What is your sex? It is a simple question and one that we can all surely answer. When it comes to filling out a census, ascertaining a person’s sex is particularly important. Working out the number of men and women living in an area allows for the appropriate provision of public services. But in its approach to conducting Scotland’s census next year, the Scottish government risks undermining this.
The shameful treatment of Alexander Bramham at a Pride event in Manchester on Saturday ought to have been a wake-up call to everyone. Bramham – a gay man – had to be escorted by police away from a baying mob.
But their robotic chanting should ring alarm bells among transsexuals. “Trans rights matter”, or “trans lives matter”? It was not easy to tell behind the venom and contempt being hurled at Bramham. Either way, intolerant, mindless activists are using us as a shield to unleash homophobia with impunity.
Stonewall was established in 1989 to oppose the now-infamous Section 28 – which prohibited local councils from intentionally promoting homosexuality. It then spent 25 years campaigning for lesbian and gay equality.
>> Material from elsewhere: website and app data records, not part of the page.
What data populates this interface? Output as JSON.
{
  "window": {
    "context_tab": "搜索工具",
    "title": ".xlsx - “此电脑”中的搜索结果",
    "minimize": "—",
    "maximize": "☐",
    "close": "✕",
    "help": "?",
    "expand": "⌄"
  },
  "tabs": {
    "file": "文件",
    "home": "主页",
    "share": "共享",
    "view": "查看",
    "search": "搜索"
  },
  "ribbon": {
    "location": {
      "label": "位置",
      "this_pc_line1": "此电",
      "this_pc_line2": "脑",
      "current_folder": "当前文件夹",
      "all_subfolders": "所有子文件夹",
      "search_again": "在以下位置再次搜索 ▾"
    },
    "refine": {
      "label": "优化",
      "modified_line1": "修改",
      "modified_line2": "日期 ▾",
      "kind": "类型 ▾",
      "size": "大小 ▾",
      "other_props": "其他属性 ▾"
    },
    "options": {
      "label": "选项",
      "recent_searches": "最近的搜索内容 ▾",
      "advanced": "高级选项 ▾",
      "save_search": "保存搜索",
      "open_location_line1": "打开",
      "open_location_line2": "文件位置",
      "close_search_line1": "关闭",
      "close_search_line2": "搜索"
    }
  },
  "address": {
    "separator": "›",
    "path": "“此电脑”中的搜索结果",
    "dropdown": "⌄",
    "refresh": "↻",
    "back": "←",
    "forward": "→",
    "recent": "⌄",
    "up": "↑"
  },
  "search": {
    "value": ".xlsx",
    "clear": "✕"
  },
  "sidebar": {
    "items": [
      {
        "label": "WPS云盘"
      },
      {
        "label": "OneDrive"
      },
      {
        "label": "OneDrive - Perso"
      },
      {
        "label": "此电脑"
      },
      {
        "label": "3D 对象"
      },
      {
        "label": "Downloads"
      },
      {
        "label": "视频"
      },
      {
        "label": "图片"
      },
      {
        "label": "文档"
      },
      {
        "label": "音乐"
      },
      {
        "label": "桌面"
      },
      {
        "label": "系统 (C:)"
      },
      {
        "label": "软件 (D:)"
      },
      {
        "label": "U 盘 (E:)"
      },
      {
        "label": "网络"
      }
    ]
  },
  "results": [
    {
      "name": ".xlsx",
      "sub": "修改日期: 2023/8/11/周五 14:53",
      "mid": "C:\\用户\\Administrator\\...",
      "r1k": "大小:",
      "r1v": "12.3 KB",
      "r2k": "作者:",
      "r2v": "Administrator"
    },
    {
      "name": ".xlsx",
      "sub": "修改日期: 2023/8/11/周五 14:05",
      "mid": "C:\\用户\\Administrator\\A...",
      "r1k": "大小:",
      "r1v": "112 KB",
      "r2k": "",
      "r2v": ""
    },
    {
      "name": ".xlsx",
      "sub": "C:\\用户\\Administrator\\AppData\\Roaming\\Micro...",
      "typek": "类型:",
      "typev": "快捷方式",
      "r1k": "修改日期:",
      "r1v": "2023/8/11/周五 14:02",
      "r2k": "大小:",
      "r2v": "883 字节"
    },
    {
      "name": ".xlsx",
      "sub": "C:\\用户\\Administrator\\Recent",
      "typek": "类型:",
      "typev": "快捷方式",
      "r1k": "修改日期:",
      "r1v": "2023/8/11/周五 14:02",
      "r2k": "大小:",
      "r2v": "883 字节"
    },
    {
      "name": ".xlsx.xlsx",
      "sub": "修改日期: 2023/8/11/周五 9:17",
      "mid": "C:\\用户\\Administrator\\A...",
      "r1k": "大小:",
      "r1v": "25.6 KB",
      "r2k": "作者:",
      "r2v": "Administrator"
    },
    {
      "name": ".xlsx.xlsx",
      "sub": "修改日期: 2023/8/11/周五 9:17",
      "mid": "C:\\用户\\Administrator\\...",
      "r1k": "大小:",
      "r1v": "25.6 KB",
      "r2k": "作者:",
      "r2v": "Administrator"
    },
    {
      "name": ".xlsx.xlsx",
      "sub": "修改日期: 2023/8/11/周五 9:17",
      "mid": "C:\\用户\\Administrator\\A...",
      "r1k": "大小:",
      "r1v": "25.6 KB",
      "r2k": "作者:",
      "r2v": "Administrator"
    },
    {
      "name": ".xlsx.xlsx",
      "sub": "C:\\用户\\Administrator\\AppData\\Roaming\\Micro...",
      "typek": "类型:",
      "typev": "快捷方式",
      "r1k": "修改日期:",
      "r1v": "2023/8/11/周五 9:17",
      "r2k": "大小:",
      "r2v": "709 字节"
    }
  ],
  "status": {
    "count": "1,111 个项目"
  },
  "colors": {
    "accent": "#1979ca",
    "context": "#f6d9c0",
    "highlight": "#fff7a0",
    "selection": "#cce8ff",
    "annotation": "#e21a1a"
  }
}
But, speaking to The Times, actor and gay rights campaigner Simon Callow said that the charity has taken a ‘a strange turn to the tyrannical’. Callow was talking about Stonewall’s push for self-identification for transgender people . He added that an ‘extraordinarily unproductive militancy’ now surrounded its position.